Jury Out on Added Value of Varenicline in Adolescent Smokers

By Megan Brooks

October 16, 2019

NEW YORK (Reuters Health) - In a study of adolescent daily smokers, treatment with the smoking cessation drug varenicline was well tolerated but did not boost abstinence rates at the end of treatment, the trial's primary outcome.

However, adolescents taking varenicline achieved abstinence earlier and had higher rates of overall abstinence during treatment and at follow-up after treatment ended, two secondary outcomes of the trial.

"The present findings add to a mixed literature on adolescent smoking cessation interventions, which have generally yielded discouragingly low rates of abstinence in psychosocial and pharmacological treatment trials," the investigators say in a paper online today in JAMA Pediatrics.

"Although present findings indicate that abstinence did not differ between the varenicline and placebo groups at the end of treatment, the secondary findings of earlier and sustained posttreatment follow-up response to varenicline suggest that it may provide an advantage in yielding longer-term abstinence among adolescent smokers," write Dr. Kevin Gray and colleagues from the Medical University of South Carolina in Charleston.

In contrast to the wealth of studies evaluating varenicline in adult smokers, few have tested the drug's safety and efficacy in adolescent smokers, they point out.

The current study included 157 daily smokers between 14 and 21 years old who wanted help quitting. In addition to weekly smoking cessation counseling, 77 participants received a 12-week course of varenicline and 80 received placebo.

There was no difference between varenicline and placebo groups in the primary outcome of cotinine-confirmed self-reported 7-day abstinence at the end of the 12-week treatment period (8.9% abstinence in both groups).

However, those taking varenicline had nearly twice the probability of any self-reported abstinence during treatment. They were also more likely to achieve 7 consecutive days of abstinence (40.3% vs 30.0%). Varenicline treatment also shortened the time to 7 consecutive days of abstinence by 20 days.

Treatment-emergent adverse events, in general and specific to neuropsychiatric events, did not differ between the varenicline and placebo groups. However, adolescents with a history of mood or psychotic disorders, suicidality, or hostility/aggression) were excluded from the trial. "How the safety or efficacy findings may translate to adolescents with co-occurring psychiatric disorders, who are disproportionately represented among adolescent smokers, is not clear," the investigators note.

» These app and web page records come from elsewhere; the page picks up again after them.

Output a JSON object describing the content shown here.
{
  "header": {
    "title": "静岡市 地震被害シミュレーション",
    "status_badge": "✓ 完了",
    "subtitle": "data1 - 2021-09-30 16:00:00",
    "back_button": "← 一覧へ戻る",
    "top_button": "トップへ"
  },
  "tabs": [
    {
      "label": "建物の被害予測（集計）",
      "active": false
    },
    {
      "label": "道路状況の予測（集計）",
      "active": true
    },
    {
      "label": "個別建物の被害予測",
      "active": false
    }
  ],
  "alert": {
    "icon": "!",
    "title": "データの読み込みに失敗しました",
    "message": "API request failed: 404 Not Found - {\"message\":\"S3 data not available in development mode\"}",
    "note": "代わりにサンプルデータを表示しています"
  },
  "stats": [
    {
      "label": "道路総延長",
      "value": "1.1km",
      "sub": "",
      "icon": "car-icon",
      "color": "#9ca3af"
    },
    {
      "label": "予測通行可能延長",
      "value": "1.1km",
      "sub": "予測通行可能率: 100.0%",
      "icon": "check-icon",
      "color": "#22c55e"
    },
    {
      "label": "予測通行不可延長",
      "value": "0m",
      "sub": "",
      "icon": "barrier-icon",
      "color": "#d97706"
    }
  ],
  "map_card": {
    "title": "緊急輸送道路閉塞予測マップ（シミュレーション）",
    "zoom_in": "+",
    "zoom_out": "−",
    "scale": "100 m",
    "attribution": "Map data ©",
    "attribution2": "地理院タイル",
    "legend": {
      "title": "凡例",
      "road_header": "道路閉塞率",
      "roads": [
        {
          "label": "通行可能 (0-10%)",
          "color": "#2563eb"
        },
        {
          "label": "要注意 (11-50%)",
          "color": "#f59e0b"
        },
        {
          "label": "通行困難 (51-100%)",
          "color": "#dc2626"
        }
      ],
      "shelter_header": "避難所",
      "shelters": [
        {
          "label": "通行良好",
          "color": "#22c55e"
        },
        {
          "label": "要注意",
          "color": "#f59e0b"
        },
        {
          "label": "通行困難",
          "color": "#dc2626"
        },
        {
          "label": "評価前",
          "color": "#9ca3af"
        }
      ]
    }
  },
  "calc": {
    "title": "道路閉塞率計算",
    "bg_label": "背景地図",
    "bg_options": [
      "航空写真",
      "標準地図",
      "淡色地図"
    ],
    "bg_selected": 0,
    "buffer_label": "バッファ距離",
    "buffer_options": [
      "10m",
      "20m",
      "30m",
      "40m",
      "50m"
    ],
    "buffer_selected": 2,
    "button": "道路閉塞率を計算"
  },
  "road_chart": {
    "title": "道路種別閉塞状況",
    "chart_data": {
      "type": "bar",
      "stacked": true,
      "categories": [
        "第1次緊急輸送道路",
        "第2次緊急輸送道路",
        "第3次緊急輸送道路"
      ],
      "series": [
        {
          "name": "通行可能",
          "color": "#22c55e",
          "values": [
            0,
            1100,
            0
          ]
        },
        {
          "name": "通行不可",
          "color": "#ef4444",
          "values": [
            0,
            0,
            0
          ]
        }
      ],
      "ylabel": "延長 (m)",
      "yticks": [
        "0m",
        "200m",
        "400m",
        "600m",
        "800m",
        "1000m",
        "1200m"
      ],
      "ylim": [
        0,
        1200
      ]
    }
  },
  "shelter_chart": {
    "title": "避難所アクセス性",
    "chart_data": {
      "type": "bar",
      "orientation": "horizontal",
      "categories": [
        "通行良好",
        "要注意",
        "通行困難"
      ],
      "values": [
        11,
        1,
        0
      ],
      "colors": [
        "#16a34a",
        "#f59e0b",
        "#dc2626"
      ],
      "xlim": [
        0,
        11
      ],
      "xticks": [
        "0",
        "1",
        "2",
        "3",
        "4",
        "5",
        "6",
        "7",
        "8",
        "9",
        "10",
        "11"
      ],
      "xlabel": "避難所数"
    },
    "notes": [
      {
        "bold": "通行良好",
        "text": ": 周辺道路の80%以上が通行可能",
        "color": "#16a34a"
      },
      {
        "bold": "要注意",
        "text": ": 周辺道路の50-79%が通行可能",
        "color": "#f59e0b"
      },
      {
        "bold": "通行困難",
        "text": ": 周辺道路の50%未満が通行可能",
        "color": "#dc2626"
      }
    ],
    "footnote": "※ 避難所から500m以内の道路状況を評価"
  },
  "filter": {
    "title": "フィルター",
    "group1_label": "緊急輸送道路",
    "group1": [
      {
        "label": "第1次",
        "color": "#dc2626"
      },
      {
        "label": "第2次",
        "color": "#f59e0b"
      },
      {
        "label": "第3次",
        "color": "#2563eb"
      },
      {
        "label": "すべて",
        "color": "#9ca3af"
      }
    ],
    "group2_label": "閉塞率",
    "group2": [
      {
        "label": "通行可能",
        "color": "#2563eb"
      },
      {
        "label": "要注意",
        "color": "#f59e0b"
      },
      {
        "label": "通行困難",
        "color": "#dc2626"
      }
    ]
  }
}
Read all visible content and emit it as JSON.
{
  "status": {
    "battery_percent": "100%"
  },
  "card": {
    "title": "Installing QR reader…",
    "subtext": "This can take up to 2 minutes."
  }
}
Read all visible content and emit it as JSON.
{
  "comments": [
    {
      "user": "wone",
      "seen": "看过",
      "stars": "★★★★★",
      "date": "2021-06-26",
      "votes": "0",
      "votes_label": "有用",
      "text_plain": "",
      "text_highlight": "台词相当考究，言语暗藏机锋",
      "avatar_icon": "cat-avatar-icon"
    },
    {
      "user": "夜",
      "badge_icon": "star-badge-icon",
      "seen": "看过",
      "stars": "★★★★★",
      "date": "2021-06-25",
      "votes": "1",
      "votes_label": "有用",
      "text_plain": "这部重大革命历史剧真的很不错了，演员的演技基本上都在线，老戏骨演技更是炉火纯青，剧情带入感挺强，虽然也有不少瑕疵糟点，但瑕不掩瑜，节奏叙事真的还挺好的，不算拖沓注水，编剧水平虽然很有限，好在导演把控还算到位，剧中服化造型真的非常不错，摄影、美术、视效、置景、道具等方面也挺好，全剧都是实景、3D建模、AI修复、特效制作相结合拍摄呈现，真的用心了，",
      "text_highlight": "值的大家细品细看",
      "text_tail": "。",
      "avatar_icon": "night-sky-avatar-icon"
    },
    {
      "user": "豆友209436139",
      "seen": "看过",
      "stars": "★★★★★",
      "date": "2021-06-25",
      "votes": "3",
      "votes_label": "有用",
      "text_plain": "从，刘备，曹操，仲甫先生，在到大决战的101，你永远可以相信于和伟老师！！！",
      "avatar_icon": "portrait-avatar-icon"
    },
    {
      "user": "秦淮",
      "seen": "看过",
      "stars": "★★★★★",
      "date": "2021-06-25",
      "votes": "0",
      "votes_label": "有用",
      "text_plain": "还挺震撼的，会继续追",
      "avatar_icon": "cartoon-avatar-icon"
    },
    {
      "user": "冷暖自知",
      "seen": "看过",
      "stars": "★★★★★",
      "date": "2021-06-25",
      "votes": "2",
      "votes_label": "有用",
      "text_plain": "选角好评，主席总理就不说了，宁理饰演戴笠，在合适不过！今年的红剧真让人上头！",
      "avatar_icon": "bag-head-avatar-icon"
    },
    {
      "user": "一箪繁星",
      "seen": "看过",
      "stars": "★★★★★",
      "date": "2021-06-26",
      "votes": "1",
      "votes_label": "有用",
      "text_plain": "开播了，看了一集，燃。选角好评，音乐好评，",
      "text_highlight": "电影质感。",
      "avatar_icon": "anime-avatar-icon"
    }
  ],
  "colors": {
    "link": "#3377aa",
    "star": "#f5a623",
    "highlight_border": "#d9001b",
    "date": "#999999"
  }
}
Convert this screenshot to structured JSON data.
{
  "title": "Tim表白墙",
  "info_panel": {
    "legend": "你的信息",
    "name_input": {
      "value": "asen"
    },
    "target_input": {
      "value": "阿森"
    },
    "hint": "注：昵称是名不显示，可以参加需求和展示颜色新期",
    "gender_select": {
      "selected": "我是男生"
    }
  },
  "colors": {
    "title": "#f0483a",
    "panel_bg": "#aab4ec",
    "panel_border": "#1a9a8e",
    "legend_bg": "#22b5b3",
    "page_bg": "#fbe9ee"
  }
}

In email to Reuters Health, Dr. Gray noted that "participant recruitment is always a challenge in this line of work. While many adolescents smoke cigarettes, fewer are daily smokers that recognize that they may need help quitting. The study’s participants made important contributions to science, and many were successful in reducing or quitting smoking."

Dr. Gray also noted that prior work by his team shows that "behavioral incentives (e.g., vouchers for smoking abstinence at treatment visits) significantly bolster response to medication treatment for adolescent smoking cessation. Given that there appears to be an effect of varenicline in the present study (albeit not at the end-of-treatment visit), it would be valuable to see if combining varenicline with behavioral incentives would yield a more robust smoking cessation response."

In a linked editorial, Dr. Megan Piper of the University of Wisconsin Center for Tobacco Research and Intervention and co-authors say there is a "huge, unmet public health need" for smoking cessation treatments for younger smokers. Varenicline treatment for young smokers "deserves further investigation" (but) its general use with this population cannot, at present, be endorsed."

The editorial writers say one reason for the low success rates in this study might be that the demands and format of the treatment program did not fit the young population. "For instance, the 12 in-person sessions were sparsely attended. Alternative formats including text-, telephone-, or web-based support and counseling might be more effective in engaging and sustaining the interest needed for successful quit attempts in this population," they say.

Dr. Gray agrees, telling Reuters Health that in future studies, his team will "leverage mobile technology to help keep participants engaged, including reminders for medication dosing and participant visits, and potentially including treatment and data collection opportunities that can be conducted remotely, while still assuring privacy and confidentiality for participants. We are incorporating these strategies in our ongoing work, and our adolescent participants have been very receptive and engaged."

The study was supported by grants from the National Institutes of Health. Varenicline and placebo tablets were supplied at no cost by Pfizer. Dr. Gray reported consulting for Pfizer, Inc, and receiving grant support from the NIH.

SOURCE: http://bit.ly/32ic5FU and http://bit.ly/33zevAb

JAMA Pediatrics 2019.